The ugly truth about Russia's law against gay "propaganda," now the subject of worldwide protests and boycotts, is coming into view. And that includes the role of American companies sponsoring the 2014 Winter Olympics in Sochi, as well that of the International Olympic Committee and the U.S. Olympic Committee, in allowing the heinous law to get passed.
White House Press Secretary Jay Carney confirmed on Thursday that President Obama opposes a controversial anti-gay law in Russia, but he said a U.S. boycott of the 2014 Winter Olympics isn’t on the table for the administration.
Local authorities have harassed numerous activists and journalists who criticized or expressed concerns about preparations for the 2014 Winter Olympic Games in Sochi. The six-month countdown to the Sochi Games opening ceremony is this week.
"Gay people are facing violence in Russia, hate crimes are on the rise, gays are being tortured, crimes are not being investigated, and victims of crimes do not go to the police because of the fear of being exposed. We are glad that people can learn about it now. This law portrays gays as criminals, because, supposedly, children need protection from everything gay. When people realize that this law creates grounds for violence, they will stop supporting these laws, because no one supports violence."

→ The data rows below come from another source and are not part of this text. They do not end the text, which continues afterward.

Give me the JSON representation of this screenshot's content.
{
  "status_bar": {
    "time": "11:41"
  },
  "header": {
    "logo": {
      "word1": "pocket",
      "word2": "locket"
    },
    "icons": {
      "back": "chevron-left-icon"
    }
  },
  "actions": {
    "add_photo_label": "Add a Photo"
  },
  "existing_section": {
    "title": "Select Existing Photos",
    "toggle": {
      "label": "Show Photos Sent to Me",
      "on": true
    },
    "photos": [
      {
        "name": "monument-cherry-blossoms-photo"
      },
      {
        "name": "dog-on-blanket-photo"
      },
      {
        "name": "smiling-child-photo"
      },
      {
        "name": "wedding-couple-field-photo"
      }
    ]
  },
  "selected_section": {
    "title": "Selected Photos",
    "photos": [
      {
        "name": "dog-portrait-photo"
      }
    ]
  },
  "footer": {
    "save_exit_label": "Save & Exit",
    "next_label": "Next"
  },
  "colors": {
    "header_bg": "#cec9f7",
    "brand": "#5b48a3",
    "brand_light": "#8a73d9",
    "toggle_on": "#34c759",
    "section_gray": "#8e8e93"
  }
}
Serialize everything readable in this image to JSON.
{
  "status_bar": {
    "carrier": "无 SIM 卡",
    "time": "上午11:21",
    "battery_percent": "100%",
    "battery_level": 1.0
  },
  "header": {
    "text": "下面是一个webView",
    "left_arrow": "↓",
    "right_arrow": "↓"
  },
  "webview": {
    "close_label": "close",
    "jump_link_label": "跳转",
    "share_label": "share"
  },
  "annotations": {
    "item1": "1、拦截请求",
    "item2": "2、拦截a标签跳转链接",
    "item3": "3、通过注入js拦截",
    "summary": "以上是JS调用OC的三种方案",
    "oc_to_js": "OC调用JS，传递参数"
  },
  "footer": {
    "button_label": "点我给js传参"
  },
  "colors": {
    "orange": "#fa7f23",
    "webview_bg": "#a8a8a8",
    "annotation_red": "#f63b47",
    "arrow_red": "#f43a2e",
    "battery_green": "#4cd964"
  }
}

In 1962 boxer Emile Griffith was in the ring against Benny Paret, when he seemed to explode with anger and pummeled his opponent with such force that, after getting knocked out, Paret died of his injuries. It was eventually revealed that before that some time before the fight Paret had called Griffith a "maricón."
NBC Sports has pledged to expose Russia’s anti-gay “propaganda” law during its exclusive coverage of the 2014 Winter Olympics in Stochi. Since the law’s passage on June 10, however, NBC’s news programming has almost completely ignored the controversy surrounding the measure, raising concerns about their willingness to report on the law during the event next February.